- Texas man arrested for powder-letter hoax
- Islamic State opens ‘marriage bureau’ for single jihadists
- Drone almost blocks California firefighting planes
- Tornado rips off roofs, downs trees near Boston
- GOP: Environmental rules keeping agents from accessing border
- John Kerry: Millions displaced by religious fighting in 2013
- Federal appeals court rules against Virginia’s gay marriage ban
- White House says Russia ‘losing’ war in Ukraine
- Hamas turns to North Korea for weapons deal, Iran for money
- Syrian casualties surge as jihadis consolidate
By David Keene
Allowing states to innovate could reduce dependency on bureaucracy
Topic - Abu Sayyaf
) also known as al-Harakat al-Islamiyya is one of several military Islamist separatist groups based in and around the southern Philippines, in Bangsamoro (Jolo, Basilan and Zamboanga) where for almost 30 years various Muslim groups have been engaged in an insurgency for an independent province in the country. The name of the group is derived from the Arabic ابو, abu ("father of") and sayyaf ("Swordsmith"). The group calls itself "Al-Harakat Al-Islamiyya" or the "Islamic Movement". - Source: Wikipedia
Philippine police on Sunday captured a suspected Muslim rebel bomber who allegedly was involved in a 2009 land mine attack that killed two U.S. Army Special Forces soldiers and a Filipino marine in a restive southern province.

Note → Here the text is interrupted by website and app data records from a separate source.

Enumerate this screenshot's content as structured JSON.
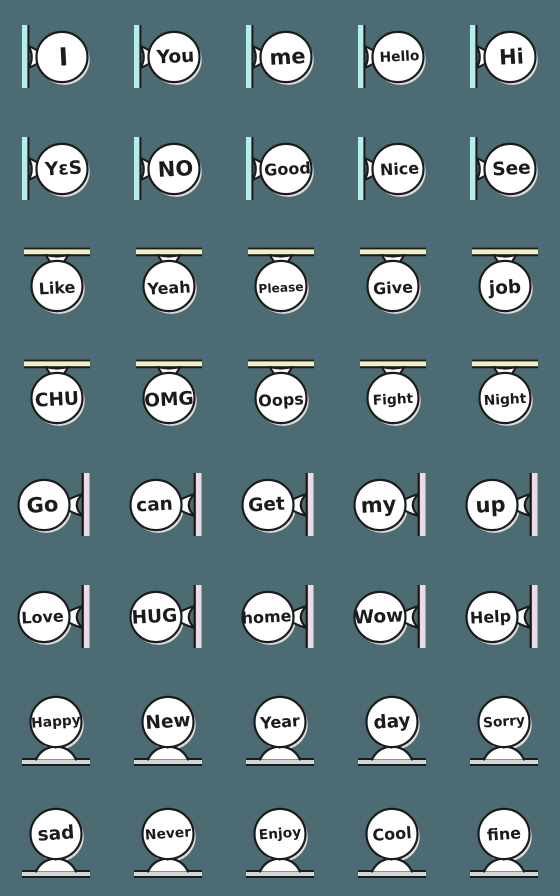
{
  "sheet": {
    "title": "Speech Bubble Word Stickers",
    "background_color": "#4c6b72",
    "columns": 5,
    "rows": 8,
    "cell_size_px": 112,
    "bubble_fill": "#ffffff",
    "bubble_stroke": "#1b1b1b",
    "shadow_color": "#d8dcdc"
  },
  "styles": {
    "left_bar": {
      "name": "cyan-left-bar",
      "bar_color": "#b6ece9",
      "bar_edge_color": "#1b1b1b",
      "bar_orientation": "vertical",
      "bar_side": "left"
    },
    "top_bar": {
      "name": "cream-top-bar",
      "bar_color": "#f2efc4",
      "bar_edge_color": "#1b1b1b",
      "bar_orientation": "horizontal",
      "bar_side": "top"
    },
    "right_bar": {
      "name": "pink-right-bar",
      "bar_color": "#eddcea",
      "bar_edge_color": "#1b1b1b",
      "bar_orientation": "vertical",
      "bar_side": "right"
    },
    "bottom_bar": {
      "name": "gray-bottom-bar",
      "bar_color": "#d3d7d8",
      "bar_edge_color": "#1b1b1b",
      "bar_orientation": "horizontal",
      "bar_side": "bottom"
    }
  },
  "stickers": [
    {
      "label": "I",
      "style": "left_bar",
      "row": 1,
      "col": 1
    },
    {
      "label": "You",
      "style": "left_bar",
      "row": 1,
      "col": 2
    },
    {
      "label": "me",
      "style": "left_bar",
      "row": 1,
      "col": 3
    },
    {
      "label": "Hello",
      "style": "left_bar",
      "row": 1,
      "col": 4
    },
    {
      "label": "Hi",
      "style": "left_bar",
      "row": 1,
      "col": 5
    },
    {
      "label": "YɛS",
      "style": "left_bar",
      "row": 2,
      "col": 1
    },
    {
      "label": "NO",
      "style": "left_bar",
      "row": 2,
      "col": 2
    },
    {
      "label": "Good",
      "style": "left_bar",
      "row": 2,
      "col": 3
    },
    {
      "label": "Nice",
      "style": "left_bar",
      "row": 2,
      "col": 4
    },
    {
      "label": "See",
      "style": "left_bar",
      "row": 2,
      "col": 5
    },
    {
      "label": "Like",
      "style": "top_bar",
      "row": 3,
      "col": 1
    },
    {
      "label": "Yeah",
      "style": "top_bar",
      "row": 3,
      "col": 2
    },
    {
      "label": "Please",
      "style": "top_bar",
      "row": 3,
      "col": 3
    },
    {
      "label": "Give",
      "style": "top_bar",
      "row": 3,
      "col": 4
    },
    {
      "label": "job",
      "style": "top_bar",
      "row": 3,
      "col": 5
    },
    {
      "label": "CHU",
      "style": "top_bar",
      "row": 4,
      "col": 1
    },
    {
      "label": "OMG",
      "style": "top_bar",
      "row": 4,
      "col": 2
    },
    {
      "label": "Oops",
      "style": "top_bar",
      "row": 4,
      "col": 3
    },
    {
      "label": "Fight",
      "style": "top_bar",
      "row": 4,
      "col": 4
    },
    {
      "label": "Night",
      "style": "top_bar",
      "row": 4,
      "col": 5
    },
    {
      "label": "Go",
      "style": "right_bar",
      "row": 5,
      "col": 1
    },
    {
      "label": "can",
      "style": "right_bar",
      "row": 5,
      "col": 2
    },
    {
      "label": "Get",
      "style": "right_bar",
      "row": 5,
      "col": 3
    },
    {
      "label": "my",
      "style": "right_bar",
      "row": 5,
      "col": 4
    },
    {
      "label": "up",
      "style": "right_bar",
      "row": 5,
      "col": 5
    },
    {
      "label": "Love",
      "style": "right_bar",
      "row": 6,
      "col": 1
    },
    {
      "label": "HUG",
      "style": "right_bar",
      "row": 6,
      "col": 2
    },
    {
      "label": "home",
      "style": "right_bar",
      "row": 6,
      "col": 3
    },
    {
      "label": "Wow",
      "style": "right_bar",
      "row": 6,
      "col": 4
    },
    {
      "label": "Help",
      "style": "right_bar",
      "row": 6,
      "col": 5
    },
    {
      "label": "Happy",
      "style": "bottom_bar",
      "row": 7,
      "col": 1
    },
    {
      "label": "New",
      "style": "bottom_bar",
      "row": 7,
      "col": 2
    },
    {
      "label": "Year",
      "style": "bottom_bar",
      "row": 7,
      "col": 3
    },
    {
      "label": "day",
      "style": "bottom_bar",
      "row": 7,
      "col": 4
    },
    {
      "label": "Sorry",
      "style": "bottom_bar",
      "row": 7,
      "col": 5
    },
    {
      "label": "sad",
      "style": "bottom_bar",
      "row": 8,
      "col": 1
    },
    {
      "label": "Never",
      "style": "bottom_bar",
      "row": 8,
      "col": 2
    },
    {
      "label": "Enjoy",
      "style": "bottom_bar",
      "row": 8,
      "col": 3
    },
    {
      "label": "Cool",
      "style": "bottom_bar",
      "row": 8,
      "col": 4
    },
    {
      "label": "fine",
      "style": "bottom_bar",
      "row": 8,
      "col": 5
    }
  ]
}
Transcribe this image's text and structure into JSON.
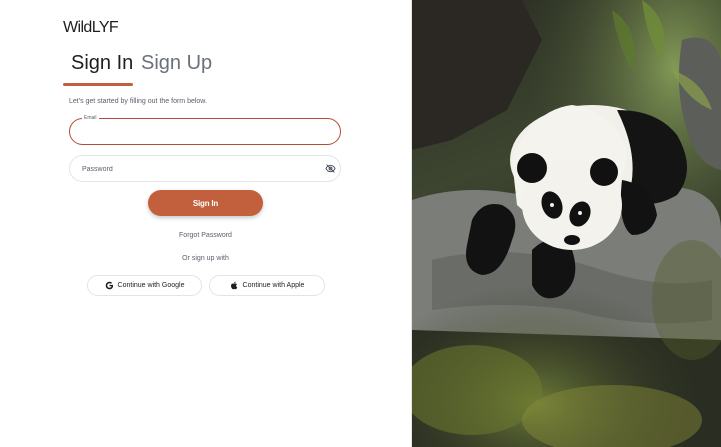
{
  "brand": {
    "name": "WildLYF"
  },
  "tabs": {
    "sign_in": "Sign In",
    "sign_up": "Sign Up",
    "active": "sign_in"
  },
  "form": {
    "subtitle": "Let's get started by filling out the form below.",
    "email": {
      "label": "Email",
      "value": "",
      "state": "focused"
    },
    "password": {
      "placeholder": "Password",
      "value": ""
    },
    "submit_label": "Sign In",
    "forgot_label": "Forgot Password",
    "or_label": "Or sign up with"
  },
  "social": {
    "google_label": "Continue with Google",
    "apple_label": "Continue with Apple"
  },
  "icons": {
    "password_toggle": "eye-off-icon",
    "google": "google-icon",
    "apple": "apple-icon"
  },
  "colors": {
    "accent": "#c2603d",
    "focus_border": "#b04c38",
    "text_primary": "#1f1f1f",
    "text_secondary": "#59606a",
    "border": "#e2e4e8"
  }
}
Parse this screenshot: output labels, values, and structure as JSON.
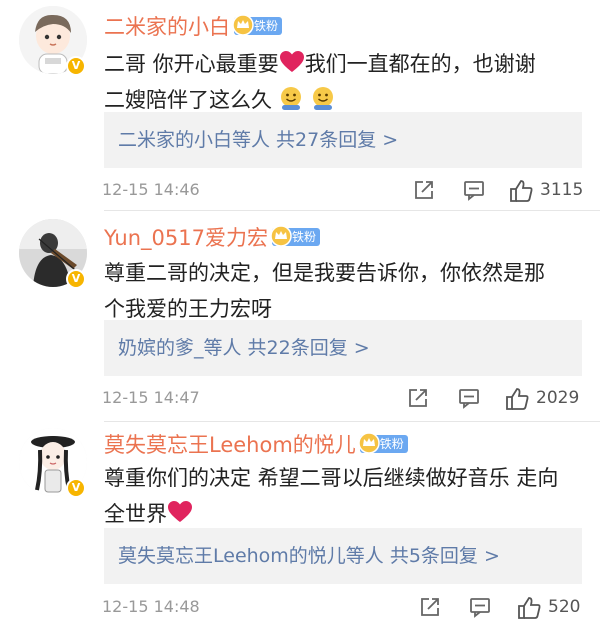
{
  "comments": [
    {
      "username": "二米家的小白",
      "badge": "铁粉",
      "text_line1": "二哥 你开心最重要",
      "text_line1b": "我们一直都在的，也谢谢",
      "text_line2": "二嫂陪伴了这么久",
      "reply_summary": "二米家的小白等人 共27条回复 >",
      "time": "12-15 14:46",
      "likes": "3115"
    },
    {
      "username": "Yun_0517爱力宏",
      "badge": "铁粉",
      "text_line1": "尊重二哥的决定，但是我要告诉你，你依然是那",
      "text_line2": "个我爱的王力宏呀",
      "reply_summary": "奶嫔的爹_等人 共22条回复 >",
      "time": "12-15 14:47",
      "likes": "2029"
    },
    {
      "username": "莫失莫忘王Leehom的悦儿",
      "badge": "铁粉",
      "text_line1": "尊重你们的决定 希望二哥以后继续做好音乐 走向",
      "text_line2": "全世界",
      "reply_summary": "莫失莫忘王Leehom的悦儿等人 共5条回复 >",
      "time": "12-15 14:48",
      "likes": "520"
    }
  ],
  "icons": {
    "verified": "verified-v-icon",
    "fan_crown": "crown-icon",
    "share": "share-icon",
    "comment": "comment-icon",
    "like": "thumbs-up-icon",
    "heart": "red-heart-emoji",
    "face": "smiley-emoji"
  },
  "colors": {
    "username": "#eb7350",
    "reply_link": "#5f7ba8",
    "fan_badge": "#6ba8f1",
    "verified": "#f7b500",
    "heart": "#e0245e"
  }
}
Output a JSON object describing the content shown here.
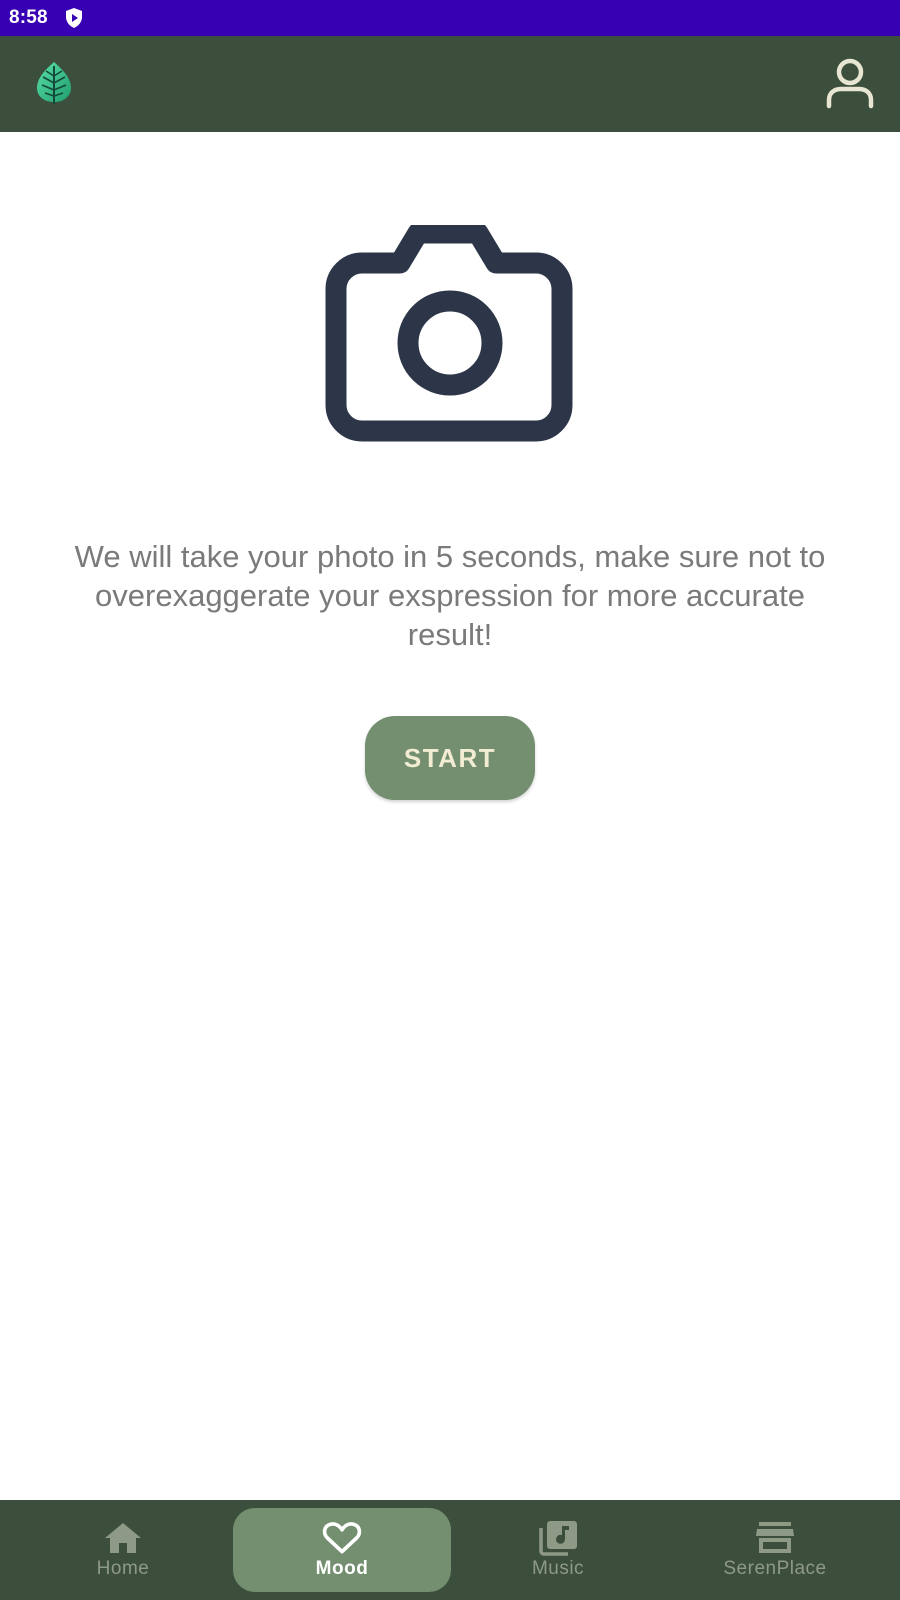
{
  "status_bar": {
    "time": "8:58",
    "icons": [
      "shield-play-icon"
    ]
  },
  "app_bar": {
    "logo": "leaf-logo",
    "profile_icon": "person-icon"
  },
  "main": {
    "camera_icon": "camera-icon",
    "instruction": "We will take your photo in 5 seconds, make sure not to overexaggerate your exspression for more accurate result!",
    "start_label": "START"
  },
  "bottom_nav": {
    "items": [
      {
        "label": "Home",
        "icon": "home-icon",
        "active": false
      },
      {
        "label": "Mood",
        "icon": "heart-icon",
        "active": true
      },
      {
        "label": "Music",
        "icon": "music-library-icon",
        "active": false
      },
      {
        "label": "SerenPlace",
        "icon": "store-icon",
        "active": false
      }
    ]
  },
  "colors": {
    "status_bar": "#3700b3",
    "app_bar": "#3c4f3c",
    "accent": "#738f70",
    "button_text": "#f1ecd2",
    "camera_stroke": "#2d3548",
    "instruction_text": "#7a7a7a",
    "nav_inactive": "#8e9a86"
  }
}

A battle between Philippine marines and Muslim militants, who launched a surprise attack to regain control of a captured jungle training encampment, has left 14 Abu Sayyaf fighters and one marine dead, officials said Wednesday.
Police commandos stormed a southern Philippine hideout of suspected Abu Sayyaf extremists blamed for kidnappings and extortion, triggering a firefight that led to the killing of two militants and the capture of six others, officials said.
Philippine troops launched an assault against Abu Sayyaf extremists in the south early Friday and sporadic clashes have left at least three militants dead and 20 soldiers wounded, officials said.
Two Filipino sisters kidnapped by Muslim extremists eight months ago escaped from their captors in the jungles of the southern Philippines and told authorities they were kept in isolation in a hut on a meager diet.
Philippine marines killed at least 6 Muslim extremists and captured one of their jungle lairs in fighting in the south, military officials said Monday.
Al Qaeda-linked gunmen in the Philippines have refused to release a reported seven foreigners they’re holding hostage, as two weeks of negotiations with the government end in failure, according to various media reports.
Concealed by the night sky, the two aging Philippine air force planes unleashed a surprise high-tech weapon: U.S. satellite-guided bombs that whizzed down with deadly precision toward a long-elusive terrorist suspect and two other top radicals dozing with their men in Jolo Island's jungle.
Abu Sayyaf commander Umbra Jumdail had deviated from the brutal image of his al-Qaeda-linked militant group by playing doctor to poor Filipino villagers, whose backing he needed to stay safe from military troops. But those villagers may have been used by the military to finally track him down last week.
The Philippine military said it killed Southeast Asia's most-wanted terrorist and two other senior militants Thursday in a U.S.-backed airstrike marking one of the region's biggest anti-terrorism successes in recent years.
A powerful blast from a suspected bomb ripped through a bus in the Philippine capital's financial district Tuesday, tearing a huge hole in the vehicle and spraying shrapnel at the passengers. Four people were killed and fourteen wounded.
A bomb exploded during Christmas Day Mass at a chapel inside a police camp in the volatile southern Philippines, wounding a priest and 10 churchgoers.
CAMP BAUTISTA, Jolo Island, Philippines.